The effect of Brexit

After the turmoil over Brexit has eventually settled, will Brexit make employing people easier?

A significant proportion of the UK’s employment law comes from the EU and leaving will undoubtedly have an impact upon employment law, some of the areas of employment law that flow from the EU include;
  • Discrimination rights
  • Collective Consultation obligations
  • Transfer of undertakings regulations (TUPE)
  • Family leave
  • Working Time Regulations, and
  • Duties to Agency Workers
The vote to leave the EU will allow the UK government to reverse all EU legislation and change the laws as the government, or the UK as a nation thinks appropriate. However the government is unlikely to immediately remove all EU employment law in a stroke as this would leave an uncertain employment law vacuum which would likely cause damage to industry with uncertainty to employers and employees.

It is far more likely that the government will keep EU law initially and allow the Courts and Judges to decide how these laws are implemented. With Brexit the Courts will ultimately be able to decide cases how they deem appropriate, for the UK, rather than being required to follow prior EU rulings.  

No doubt the Government will monitor the employment law situation and make any changes it feels are appropriate. However it is almost certainly going to seek to support businesses, and employers which will be the sole means of the UK growing its economy outside the EU.

Changes will undoubtedly arise as a result of the Brexit vote however in the immediate future it is appropriate to continue to use and follow existing employment policies/procedures.  

In response to the question, will Brexit make employing people easier?

In reality we can only speculate, but we suspect that the Government will seek to simplify employment law and assist employers and try and make business ‘easier’. The future outside the EU will be a challenge and the Government will be looking to businesses, both large and small, to stabilise and build a strong economy.

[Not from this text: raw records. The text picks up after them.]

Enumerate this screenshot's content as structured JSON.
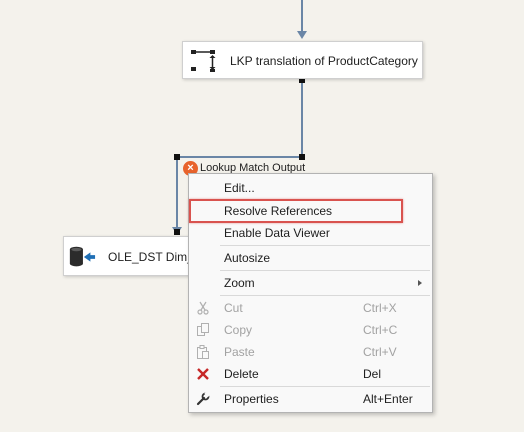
{
  "canvas": {
    "background": "#f4f2ec",
    "connector_color": "#6a86a6"
  },
  "nodes": {
    "lookup": {
      "label": "LKP translation of ProductCategory",
      "icon": "lookup-transform-icon"
    },
    "destination": {
      "label": "OLE_DST Dim_P",
      "icon": "ole-db-destination-icon"
    }
  },
  "path": {
    "label": "Lookup Match Output",
    "badge_icon": "error-x-icon",
    "badge_color": "#e8632c"
  },
  "context_menu": {
    "items": [
      {
        "label": "Edit...",
        "shortcut": "",
        "icon": "",
        "disabled": false
      },
      {
        "label": "Resolve References",
        "shortcut": "",
        "icon": "",
        "disabled": false,
        "highlighted": true
      },
      {
        "label": "Enable Data Viewer",
        "shortcut": "",
        "icon": "",
        "disabled": false
      },
      {
        "label": "Autosize",
        "shortcut": "",
        "icon": "",
        "disabled": false
      },
      {
        "label": "Zoom",
        "shortcut": "",
        "icon": "",
        "disabled": false,
        "submenu": true
      },
      {
        "label": "Cut",
        "shortcut": "Ctrl+X",
        "icon": "scissors-icon",
        "disabled": true
      },
      {
        "label": "Copy",
        "shortcut": "Ctrl+C",
        "icon": "copy-icon",
        "disabled": true
      },
      {
        "label": "Paste",
        "shortcut": "Ctrl+V",
        "icon": "paste-icon",
        "disabled": true
      },
      {
        "label": "Delete",
        "shortcut": "Del",
        "icon": "delete-x-icon",
        "disabled": false
      },
      {
        "label": "Properties",
        "shortcut": "Alt+Enter",
        "icon": "wrench-icon",
        "disabled": false
      }
    ],
    "highlight_color": "#d9534f"
  }
}
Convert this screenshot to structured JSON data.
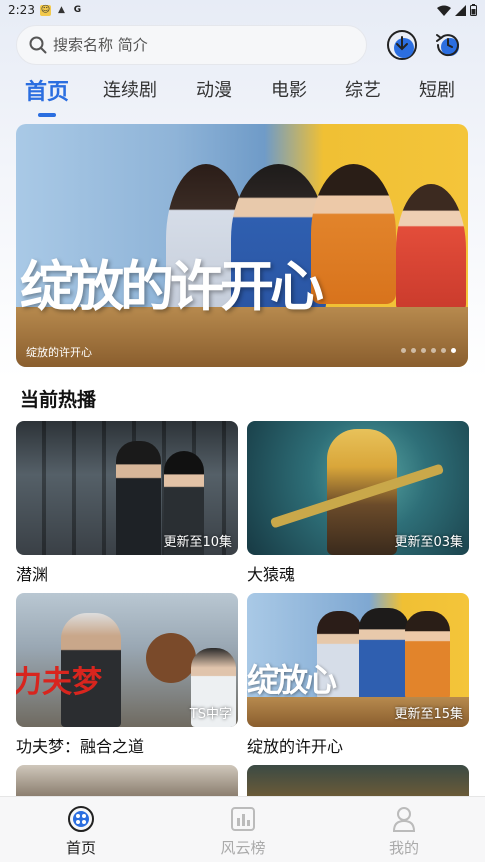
{
  "status": {
    "time": "2:23",
    "g": "G"
  },
  "search": {
    "placeholder": "搜索名称 简介"
  },
  "tabs": [
    "首页",
    "连续剧",
    "动漫",
    "电影",
    "综艺",
    "短剧"
  ],
  "banner": {
    "calligraphy": "绽放的许开心",
    "caption": "绽放的许开心"
  },
  "section": {
    "title": "当前热播"
  },
  "cards": [
    {
      "title": "潜渊",
      "badge": "更新至10集"
    },
    {
      "title": "大猿魂",
      "badge": "更新至03集"
    },
    {
      "title": "功夫梦：融合之道",
      "badge": "TS中字"
    },
    {
      "title": "绽放的许开心",
      "badge": "更新至15集"
    }
  ],
  "nav": [
    {
      "label": "首页",
      "icon": "home-icon"
    },
    {
      "label": "风云榜",
      "icon": "chart-icon"
    },
    {
      "label": "我的",
      "icon": "profile-icon"
    }
  ],
  "colors": {
    "accent": "#2b6ee0"
  }
}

We suspect that there will be a significant boost to training within industries on a national basis, as the shortage of skills coupled with the nation’s desire to restrict immigration in some way will result in a need to adequately and appropriately train people. Ultimately there is likely to be a greater emphasis upon businesses to employ and correctly train apprentices.